==== WORKING DATA ====

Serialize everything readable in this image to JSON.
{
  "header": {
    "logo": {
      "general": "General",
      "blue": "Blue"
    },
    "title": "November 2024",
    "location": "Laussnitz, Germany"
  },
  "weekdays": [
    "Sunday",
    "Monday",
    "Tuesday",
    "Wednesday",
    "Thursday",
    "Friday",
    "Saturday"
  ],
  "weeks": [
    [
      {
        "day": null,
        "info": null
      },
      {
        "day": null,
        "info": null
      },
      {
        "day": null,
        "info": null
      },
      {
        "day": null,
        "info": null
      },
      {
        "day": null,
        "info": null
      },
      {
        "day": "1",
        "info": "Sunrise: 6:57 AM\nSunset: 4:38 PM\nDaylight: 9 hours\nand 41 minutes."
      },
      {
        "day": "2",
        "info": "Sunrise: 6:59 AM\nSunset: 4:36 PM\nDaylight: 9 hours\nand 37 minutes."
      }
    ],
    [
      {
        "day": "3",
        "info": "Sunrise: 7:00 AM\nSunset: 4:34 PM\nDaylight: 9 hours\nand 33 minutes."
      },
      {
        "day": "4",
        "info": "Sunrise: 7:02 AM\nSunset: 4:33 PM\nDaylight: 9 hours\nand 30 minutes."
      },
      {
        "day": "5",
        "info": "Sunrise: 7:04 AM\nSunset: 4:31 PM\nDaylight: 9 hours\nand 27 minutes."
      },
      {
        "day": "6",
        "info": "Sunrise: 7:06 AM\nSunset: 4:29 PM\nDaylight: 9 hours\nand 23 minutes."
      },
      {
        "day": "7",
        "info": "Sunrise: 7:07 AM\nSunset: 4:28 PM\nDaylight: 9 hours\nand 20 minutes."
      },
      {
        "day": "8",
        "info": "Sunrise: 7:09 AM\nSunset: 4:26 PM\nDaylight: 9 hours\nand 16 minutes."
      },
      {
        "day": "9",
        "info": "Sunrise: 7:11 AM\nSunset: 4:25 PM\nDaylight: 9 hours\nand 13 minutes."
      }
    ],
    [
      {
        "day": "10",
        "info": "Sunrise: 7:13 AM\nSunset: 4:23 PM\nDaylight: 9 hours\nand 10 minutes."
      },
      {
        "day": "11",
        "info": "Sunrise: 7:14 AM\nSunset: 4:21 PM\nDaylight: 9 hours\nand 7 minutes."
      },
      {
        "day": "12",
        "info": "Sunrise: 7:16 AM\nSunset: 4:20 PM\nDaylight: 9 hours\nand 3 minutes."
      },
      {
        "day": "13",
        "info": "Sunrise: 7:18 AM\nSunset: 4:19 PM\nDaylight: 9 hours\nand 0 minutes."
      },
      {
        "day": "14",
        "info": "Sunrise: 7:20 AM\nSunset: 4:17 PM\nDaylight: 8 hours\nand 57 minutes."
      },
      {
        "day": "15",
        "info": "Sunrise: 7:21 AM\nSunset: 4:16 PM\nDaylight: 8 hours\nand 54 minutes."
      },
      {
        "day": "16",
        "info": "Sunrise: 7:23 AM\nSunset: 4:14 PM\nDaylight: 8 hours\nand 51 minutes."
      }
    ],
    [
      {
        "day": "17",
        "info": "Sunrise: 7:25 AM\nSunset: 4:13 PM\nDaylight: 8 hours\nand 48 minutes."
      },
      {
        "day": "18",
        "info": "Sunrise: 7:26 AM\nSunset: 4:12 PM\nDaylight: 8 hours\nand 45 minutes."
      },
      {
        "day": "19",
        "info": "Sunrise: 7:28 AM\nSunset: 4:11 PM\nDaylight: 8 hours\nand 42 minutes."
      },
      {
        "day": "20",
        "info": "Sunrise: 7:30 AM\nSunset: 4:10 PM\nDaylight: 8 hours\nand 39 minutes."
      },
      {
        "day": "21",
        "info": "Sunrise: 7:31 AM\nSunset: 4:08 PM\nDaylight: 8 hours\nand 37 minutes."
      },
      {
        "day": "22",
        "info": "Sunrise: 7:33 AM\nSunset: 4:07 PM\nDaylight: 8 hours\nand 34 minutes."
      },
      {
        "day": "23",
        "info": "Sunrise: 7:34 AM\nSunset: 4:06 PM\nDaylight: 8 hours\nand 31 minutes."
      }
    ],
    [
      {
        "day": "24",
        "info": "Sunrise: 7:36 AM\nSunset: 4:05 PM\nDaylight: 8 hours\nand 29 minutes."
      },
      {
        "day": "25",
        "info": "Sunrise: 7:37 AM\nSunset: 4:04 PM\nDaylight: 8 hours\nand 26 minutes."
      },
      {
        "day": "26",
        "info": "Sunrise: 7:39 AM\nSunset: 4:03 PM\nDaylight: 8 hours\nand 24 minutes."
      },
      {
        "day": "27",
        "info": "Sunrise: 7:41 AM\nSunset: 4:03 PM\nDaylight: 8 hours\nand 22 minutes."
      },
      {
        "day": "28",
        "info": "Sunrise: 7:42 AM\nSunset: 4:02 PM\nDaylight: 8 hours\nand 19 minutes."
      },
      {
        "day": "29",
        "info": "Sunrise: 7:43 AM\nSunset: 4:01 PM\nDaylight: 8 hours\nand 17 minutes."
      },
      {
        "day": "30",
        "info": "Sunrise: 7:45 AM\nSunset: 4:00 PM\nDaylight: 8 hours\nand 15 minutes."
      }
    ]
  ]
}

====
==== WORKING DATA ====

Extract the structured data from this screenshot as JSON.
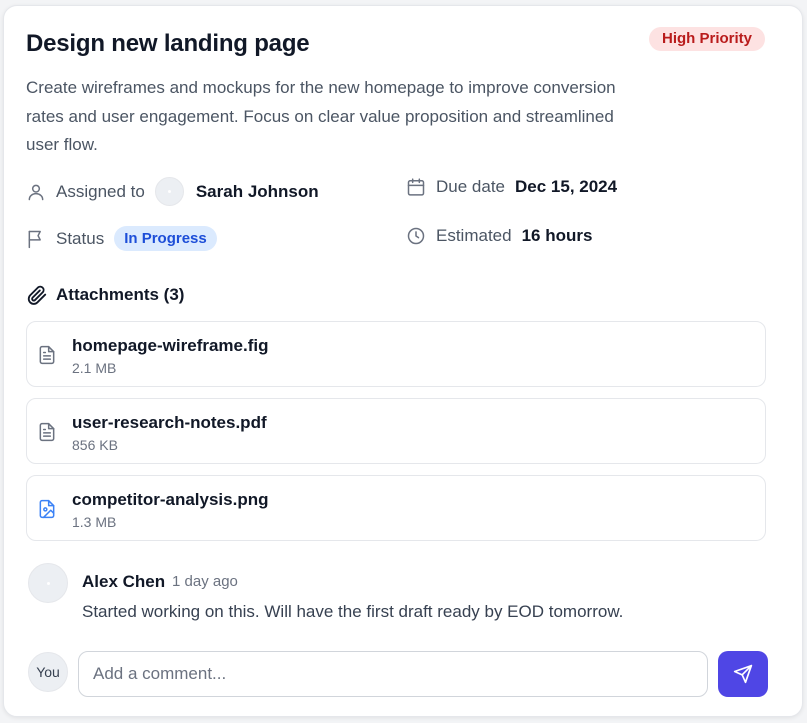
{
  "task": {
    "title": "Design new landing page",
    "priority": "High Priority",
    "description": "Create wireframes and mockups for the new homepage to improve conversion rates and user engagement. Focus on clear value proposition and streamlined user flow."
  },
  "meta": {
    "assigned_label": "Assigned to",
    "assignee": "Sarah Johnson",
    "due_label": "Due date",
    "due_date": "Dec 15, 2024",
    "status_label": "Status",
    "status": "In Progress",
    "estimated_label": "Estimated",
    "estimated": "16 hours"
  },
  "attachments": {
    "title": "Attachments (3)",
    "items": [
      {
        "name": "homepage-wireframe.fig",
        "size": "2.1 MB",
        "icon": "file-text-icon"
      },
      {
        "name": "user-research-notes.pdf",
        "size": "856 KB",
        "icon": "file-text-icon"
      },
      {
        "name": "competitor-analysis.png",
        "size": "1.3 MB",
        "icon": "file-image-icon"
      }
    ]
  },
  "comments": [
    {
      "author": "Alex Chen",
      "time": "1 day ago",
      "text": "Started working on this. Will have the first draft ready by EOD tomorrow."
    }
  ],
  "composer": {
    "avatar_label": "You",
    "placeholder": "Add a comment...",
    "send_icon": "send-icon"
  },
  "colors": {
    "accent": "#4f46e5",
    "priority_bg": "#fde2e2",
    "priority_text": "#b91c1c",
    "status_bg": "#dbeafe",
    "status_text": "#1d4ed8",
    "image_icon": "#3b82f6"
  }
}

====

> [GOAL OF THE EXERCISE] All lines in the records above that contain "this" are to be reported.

> [EXERCISE RESPONSE]
Serialize everything readable in this image to JSON.
Extract the structured data from this screenshot as JSON.
      "text": "Started working on this. Will have the first draft ready by EOD tomorrow."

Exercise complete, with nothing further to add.